SCARSDALE, N.Y. - Julius "Jules" Reich, the man that allegedly committed the first homicide in Scarsdale in nearly four decades , may seek a psychiatric defense after pleading not guilty to stabbing his wife to death in March.
According to reports , during an appearance in Westchester County Court on Tuesday, the 62-year-old’s lawyers pronounced their intention to provide psychiatric evidence exonerating their client.
Shortly after 10 a.m. on Jan. 20, first-responders from the police department and Scarsdale Volunteer Ambulance Corps rushed to 50 Lincoln Road when Reich, 61, alerted them that a woman had been “seriously injured” during an emergency 9-1-1 call.
Police arrested Reich immediately, and the paramedics found Goldman, a prominent pediatrician in Manhattan , “in a lifeless state” after suffering stab wounds. She was pronounced dead at the scene.
Reportedly , after killing his wife, Reich walked to the kitchen, leaving a trail of blood and smoked a cigarette before alerting police. Allegedly, he later joked with responding officers while he was detained.
According to acting Westchester County District Attorney James McCarty, Reich stabbed Goldman 22 times with an eight-inch kitchen knife, wounding her in the hands, chest abdomen and back. The 58-year-old victim suffered puncture wounds to her lung, heart, diaphragm, liver and kidney during the attack.
“In what can only be described as an ambush, the defendant, as alleged int he indictment, entered the bathroom while his wife was showering and repeatedly stabbed her to death,” he said. “The two were in the process of divorcing, but remained living in the same residence.”
Barry Goldstein , a former Eastchester attorney who now lives in Teaneck, N.J., has been “working for the domestic violence movement since 1983.” For more than 30 years, he was a board member for My Sister’s Place, serving four of those as chairman. He has written five books on the subject, and is currently the research director for the Stop Abuse Campaign .
“There’s a popular misconception that this doesn’t happen in wealthy communities, and that just isn’t true. It just gets hidden better there, so it’s not shocking that this would happen in Scarsdale,” he said. “When you’re dealing with an abuser that is wealthy and powerful, it’s much harder to leave or to protect yourself.”
Goldstein noted that 75 percent of domestic violence homicides are the result of the conclusion of relationships, citing the Hochman murder-suicide in Harrison last year.

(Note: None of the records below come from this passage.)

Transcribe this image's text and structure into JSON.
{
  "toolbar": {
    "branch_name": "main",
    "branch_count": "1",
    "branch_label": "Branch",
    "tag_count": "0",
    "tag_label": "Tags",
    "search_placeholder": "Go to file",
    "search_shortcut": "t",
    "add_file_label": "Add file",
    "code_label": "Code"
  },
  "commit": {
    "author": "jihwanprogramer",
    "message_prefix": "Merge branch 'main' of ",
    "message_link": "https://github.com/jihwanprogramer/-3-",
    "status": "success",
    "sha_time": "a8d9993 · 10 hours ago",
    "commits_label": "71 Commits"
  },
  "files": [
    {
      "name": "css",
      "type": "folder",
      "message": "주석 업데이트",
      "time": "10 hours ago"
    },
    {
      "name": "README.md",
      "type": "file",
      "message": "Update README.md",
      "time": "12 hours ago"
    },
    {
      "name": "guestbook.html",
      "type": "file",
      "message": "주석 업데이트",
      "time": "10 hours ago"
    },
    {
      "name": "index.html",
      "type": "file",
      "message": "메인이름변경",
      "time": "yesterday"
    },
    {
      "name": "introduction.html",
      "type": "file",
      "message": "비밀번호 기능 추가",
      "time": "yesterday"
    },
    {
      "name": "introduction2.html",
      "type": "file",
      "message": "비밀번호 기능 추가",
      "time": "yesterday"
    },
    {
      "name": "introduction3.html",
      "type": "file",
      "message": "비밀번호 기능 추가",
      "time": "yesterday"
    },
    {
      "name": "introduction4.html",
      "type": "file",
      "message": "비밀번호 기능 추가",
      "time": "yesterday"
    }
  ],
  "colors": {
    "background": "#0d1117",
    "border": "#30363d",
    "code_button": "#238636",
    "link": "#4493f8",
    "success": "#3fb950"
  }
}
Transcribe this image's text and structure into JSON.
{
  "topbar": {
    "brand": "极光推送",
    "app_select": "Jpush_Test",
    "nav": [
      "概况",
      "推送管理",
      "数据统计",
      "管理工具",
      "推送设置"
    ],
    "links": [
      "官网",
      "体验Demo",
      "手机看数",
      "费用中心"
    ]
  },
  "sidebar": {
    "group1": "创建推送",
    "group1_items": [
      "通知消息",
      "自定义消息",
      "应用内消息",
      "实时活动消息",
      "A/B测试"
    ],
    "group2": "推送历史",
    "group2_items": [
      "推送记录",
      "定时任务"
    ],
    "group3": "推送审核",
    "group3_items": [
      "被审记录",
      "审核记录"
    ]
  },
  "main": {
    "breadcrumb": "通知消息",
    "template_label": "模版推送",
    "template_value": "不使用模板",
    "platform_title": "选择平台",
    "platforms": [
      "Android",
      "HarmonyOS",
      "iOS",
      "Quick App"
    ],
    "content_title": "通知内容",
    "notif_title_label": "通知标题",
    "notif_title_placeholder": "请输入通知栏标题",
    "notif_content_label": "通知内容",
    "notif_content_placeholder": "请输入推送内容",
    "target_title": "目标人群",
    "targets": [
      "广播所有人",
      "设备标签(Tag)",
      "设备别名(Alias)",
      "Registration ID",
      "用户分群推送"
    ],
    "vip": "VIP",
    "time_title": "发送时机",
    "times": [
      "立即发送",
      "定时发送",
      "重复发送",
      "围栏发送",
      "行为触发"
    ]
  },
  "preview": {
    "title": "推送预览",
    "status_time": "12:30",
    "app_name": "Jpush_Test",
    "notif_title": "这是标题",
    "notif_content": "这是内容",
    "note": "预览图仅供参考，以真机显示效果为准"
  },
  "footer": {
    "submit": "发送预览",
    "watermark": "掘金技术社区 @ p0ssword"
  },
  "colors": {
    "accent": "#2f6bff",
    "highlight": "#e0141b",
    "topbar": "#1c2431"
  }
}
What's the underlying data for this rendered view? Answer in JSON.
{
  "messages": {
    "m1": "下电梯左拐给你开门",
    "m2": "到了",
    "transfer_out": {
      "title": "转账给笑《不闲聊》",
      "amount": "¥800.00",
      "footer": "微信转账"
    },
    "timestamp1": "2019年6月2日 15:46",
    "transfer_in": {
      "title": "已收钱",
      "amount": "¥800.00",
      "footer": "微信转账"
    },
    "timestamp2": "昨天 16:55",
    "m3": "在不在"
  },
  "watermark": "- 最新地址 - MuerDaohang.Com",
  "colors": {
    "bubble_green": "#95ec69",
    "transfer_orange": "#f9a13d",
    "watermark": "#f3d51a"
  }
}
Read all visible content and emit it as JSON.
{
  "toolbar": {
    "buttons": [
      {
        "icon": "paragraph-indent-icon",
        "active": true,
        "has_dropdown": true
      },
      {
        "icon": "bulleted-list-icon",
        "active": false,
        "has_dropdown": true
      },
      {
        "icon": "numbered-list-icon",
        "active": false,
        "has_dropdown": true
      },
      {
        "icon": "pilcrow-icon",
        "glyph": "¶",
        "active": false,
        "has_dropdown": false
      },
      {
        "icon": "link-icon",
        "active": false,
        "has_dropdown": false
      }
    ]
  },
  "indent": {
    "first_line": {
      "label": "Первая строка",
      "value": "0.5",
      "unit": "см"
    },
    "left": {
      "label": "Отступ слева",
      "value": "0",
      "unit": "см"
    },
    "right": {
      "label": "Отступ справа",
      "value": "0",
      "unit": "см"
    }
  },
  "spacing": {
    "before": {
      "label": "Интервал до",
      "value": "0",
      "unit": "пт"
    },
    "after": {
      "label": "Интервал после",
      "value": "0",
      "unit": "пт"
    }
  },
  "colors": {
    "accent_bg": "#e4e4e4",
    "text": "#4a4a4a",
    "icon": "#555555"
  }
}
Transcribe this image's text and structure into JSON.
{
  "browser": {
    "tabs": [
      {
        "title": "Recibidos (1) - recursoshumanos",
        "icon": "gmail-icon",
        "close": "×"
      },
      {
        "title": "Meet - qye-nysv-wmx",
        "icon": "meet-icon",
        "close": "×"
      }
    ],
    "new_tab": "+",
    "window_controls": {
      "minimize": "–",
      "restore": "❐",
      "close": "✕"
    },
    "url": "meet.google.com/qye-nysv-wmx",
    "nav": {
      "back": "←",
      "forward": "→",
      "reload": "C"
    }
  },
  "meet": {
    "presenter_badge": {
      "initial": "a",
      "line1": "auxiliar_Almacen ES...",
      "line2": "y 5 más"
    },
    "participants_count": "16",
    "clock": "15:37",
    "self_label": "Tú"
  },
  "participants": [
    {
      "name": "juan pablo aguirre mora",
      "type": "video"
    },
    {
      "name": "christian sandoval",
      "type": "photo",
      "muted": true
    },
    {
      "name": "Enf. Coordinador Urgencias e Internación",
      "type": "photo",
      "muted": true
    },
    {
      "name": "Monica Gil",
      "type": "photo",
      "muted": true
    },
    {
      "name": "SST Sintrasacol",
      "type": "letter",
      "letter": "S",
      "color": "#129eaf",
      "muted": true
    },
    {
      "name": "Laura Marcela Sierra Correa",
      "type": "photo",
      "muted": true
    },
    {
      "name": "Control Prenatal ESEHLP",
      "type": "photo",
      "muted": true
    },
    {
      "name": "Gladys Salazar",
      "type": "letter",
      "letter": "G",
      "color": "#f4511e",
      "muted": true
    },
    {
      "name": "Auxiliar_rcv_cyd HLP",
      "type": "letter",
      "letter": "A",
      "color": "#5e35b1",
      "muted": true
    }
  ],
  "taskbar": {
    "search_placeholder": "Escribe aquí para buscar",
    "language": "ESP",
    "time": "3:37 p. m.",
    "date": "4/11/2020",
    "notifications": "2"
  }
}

“The most dangerous abusers are not the ones that have committed the most serious assaults in the past, but the ones that believe the woman has no right to leave,” he said. “Three out of four domestic violence homicides are women murdered in the process of leaving."